The government is going to open a separate "climate change wing" under the ministry of environment and forests to coordinate and bring pace in the climate change related works, Secretary to the ministry Dr Kamal Uddin Ahmed told a discussion yesterday.
Bangla daily Prothom Alo organised the discussion titled "Paris Climate Conference and Bangladesh" at the newspaper's office.
Meanwhile, think-tank Centre for Policy Dialogue (CPD) yesterday said the Paris agreement reaffirmed the necessity for Bangladesh to take adaptation measures to protect lives and livelihoods in a changing climate, and adopt a low-emission economy to continue growing as a prosperous country.
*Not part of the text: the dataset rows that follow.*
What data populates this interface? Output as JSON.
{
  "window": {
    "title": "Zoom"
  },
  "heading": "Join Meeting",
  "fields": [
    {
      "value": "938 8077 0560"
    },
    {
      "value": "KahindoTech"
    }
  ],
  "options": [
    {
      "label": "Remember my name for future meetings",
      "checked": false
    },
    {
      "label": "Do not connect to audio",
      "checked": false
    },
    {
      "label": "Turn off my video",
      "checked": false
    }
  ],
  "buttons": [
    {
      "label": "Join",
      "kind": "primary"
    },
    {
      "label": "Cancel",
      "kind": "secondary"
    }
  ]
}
"Bangladesh has to invest in green technology," Fahmida Khatun, research director of CPD, said in her presentation at the capital's Brac Centre Inn, where CPD organised a press conference to give its reactions on the recently concluded global climate summit in Paris.
Regarding the Paris conference and Bangladesh's position, the secretary said the Paris agreement might not fulfil all the demands of Bangladesh and other vulnerable countries. But the country needs to capitalise on whatever was achieved in Paris, he said.
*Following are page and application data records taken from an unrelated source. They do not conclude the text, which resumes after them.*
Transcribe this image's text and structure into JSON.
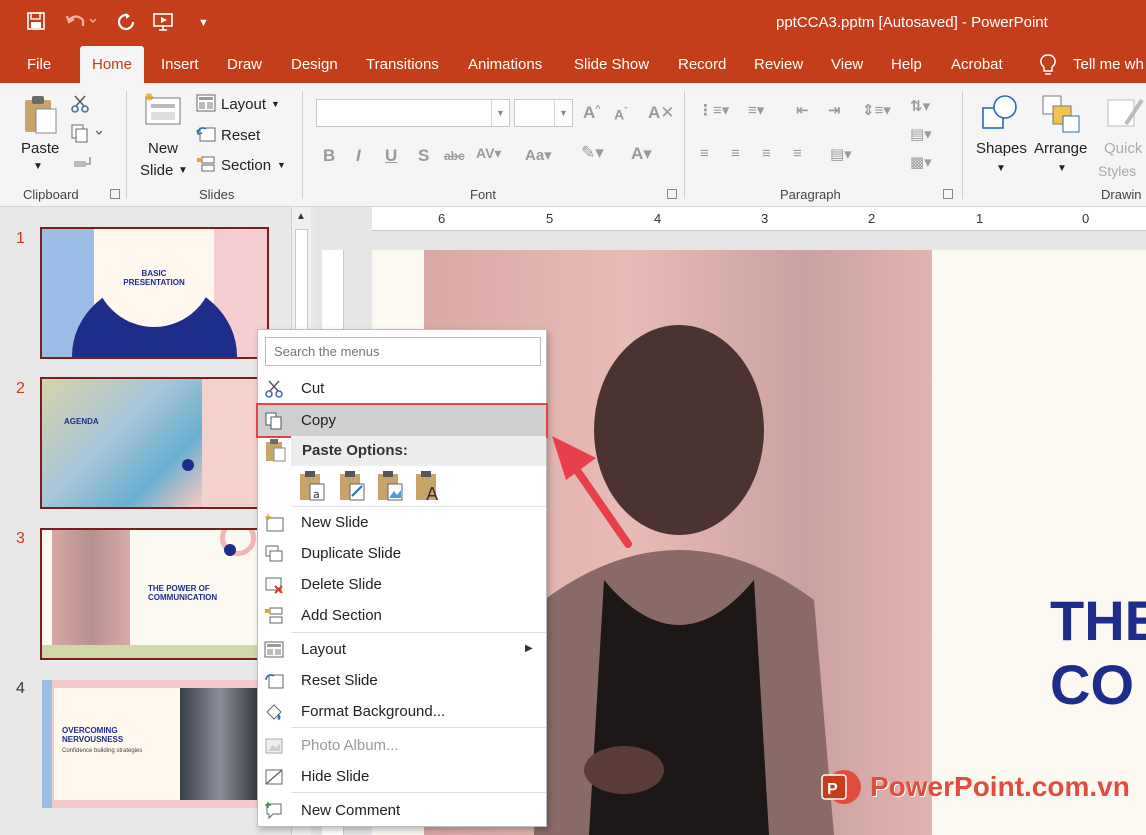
{
  "window": {
    "title": "pptCCA3.pptm [Autosaved]  -  PowerPoint"
  },
  "tabs": [
    "File",
    "Home",
    "Insert",
    "Draw",
    "Design",
    "Transitions",
    "Animations",
    "Slide Show",
    "Record",
    "Review",
    "View",
    "Help",
    "Acrobat"
  ],
  "active_tab": "Home",
  "tell_me": "Tell me wh",
  "ribbon": {
    "clipboard": {
      "paste": "Paste",
      "group": "Clipboard"
    },
    "slides": {
      "new_slide_1": "New",
      "new_slide_2": "Slide",
      "layout": "Layout",
      "reset": "Reset",
      "section": "Section",
      "group": "Slides"
    },
    "font": {
      "group": "Font"
    },
    "paragraph": {
      "group": "Paragraph"
    },
    "drawing": {
      "shapes": "Shapes",
      "arrange": "Arrange",
      "quick_1": "Quick",
      "quick_2": "Styles",
      "group": "Drawin"
    }
  },
  "ruler": {
    "h_numbers": [
      "6",
      "5",
      "4",
      "3",
      "2",
      "1",
      "0"
    ]
  },
  "slides": [
    {
      "num": "1",
      "title_1": "BASIC",
      "title_2": "PRESENTATION"
    },
    {
      "num": "2",
      "title_1": "AGENDA"
    },
    {
      "num": "3",
      "title_1": "THE POWER OF",
      "title_2": "COMMUNICATION"
    },
    {
      "num": "4",
      "title_1": "OVERCOMING",
      "title_2": "NERVOUSNESS",
      "subtitle": "Confidence building strategies"
    }
  ],
  "slide_main": {
    "line_1": "THE",
    "line_2": "CO"
  },
  "context_menu": {
    "search_placeholder": "Search the menus",
    "cut": "Cut",
    "copy": "Copy",
    "paste_options": "Paste Options:",
    "new_slide": "New Slide",
    "duplicate_slide": "Duplicate Slide",
    "delete_slide": "Delete Slide",
    "add_section": "Add Section",
    "layout": "Layout",
    "reset_slide": "Reset Slide",
    "format_background": "Format Background...",
    "photo_album": "Photo Album...",
    "hide_slide": "Hide Slide",
    "new_comment": "New Comment"
  },
  "watermark": {
    "text": "PowerPoint.com.vn"
  },
  "colors": {
    "accent": "#c43e1c",
    "highlight_border": "#e04545",
    "slide_title": "#1e2d8a"
  }
}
The secretary said the ministry would brief the prime minister about the Paris agreement in the next cabinet meeting.
Dr Ainun Nishat, former vice chancellor of Brac University, and one of the key negotiators of Bangladesh, said now it was not the time to discuss what Bangladesh could not achieve in Paris but to work collectively to take the country forward.
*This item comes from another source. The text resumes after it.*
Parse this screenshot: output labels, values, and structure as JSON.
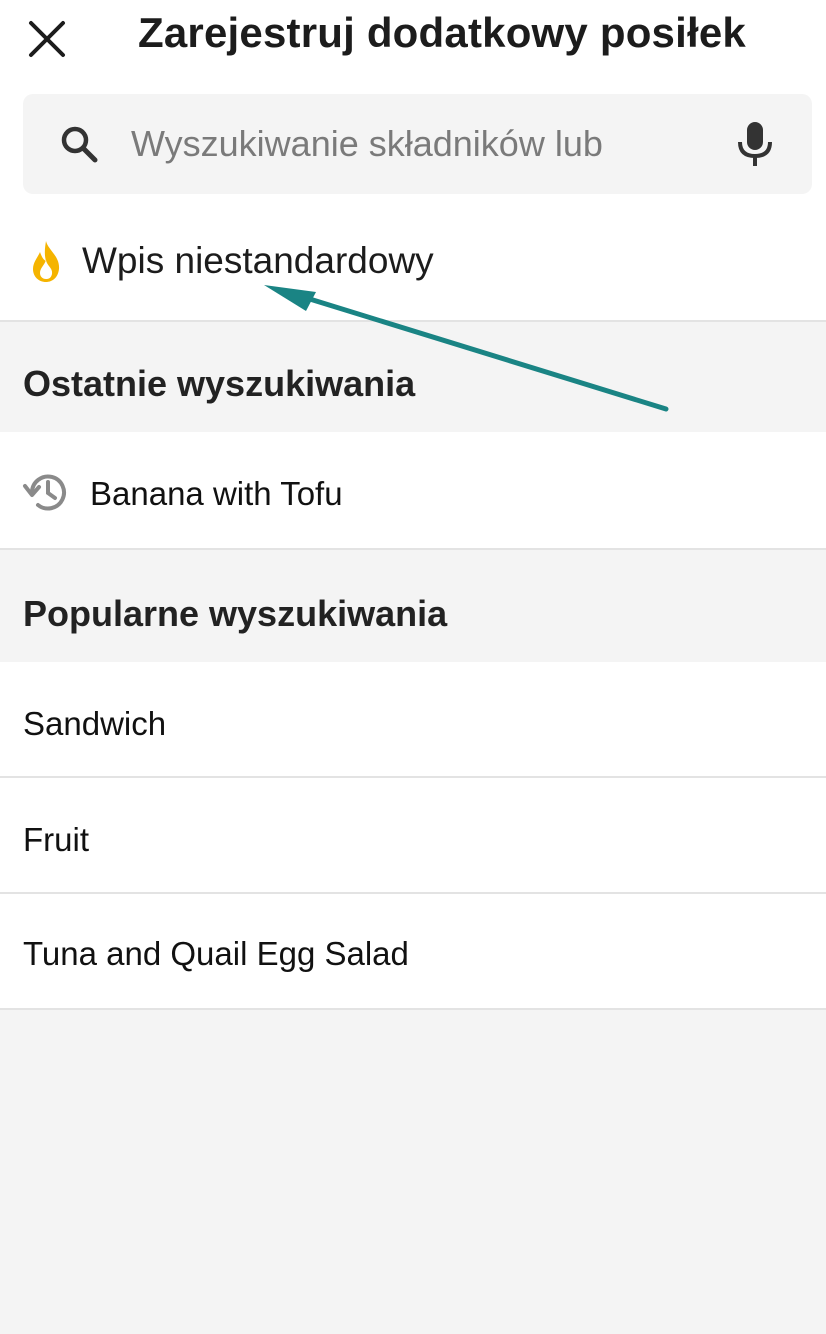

Mirza Shawkat, director of UN convention, Department of Environment, said the Paris agreement was an excellent achievement while NGOs earlier criticised the agreement, saying Bangladesh should not have accepted it.
Dr Ahsan Uddin, executive director, Centre for Global Change, said the Paris agreement was nothing but a big illusion.
Actually Bangladesh achieved nothing out of this agreement; so Bangladesh should prepare to fight climate change with its own resources, he said.
Rezaul Karim Chowdhury, executive director of Coast Trust, said the agreement closed the opportunity of getting compensation forever because it did not recognise compensation.
Rashed Chowdhury, a Bangladeshi scientist working as chief scientific officer of ENSO Climate Prediction Centre, said Bangladesh should build capacity of predicting extreme climatic events.
Abdul Qayyum, associate editor of Prothom Alo, moderated the session while Matiur Rahman, the editor and publisher of Prothom Alo, was also present.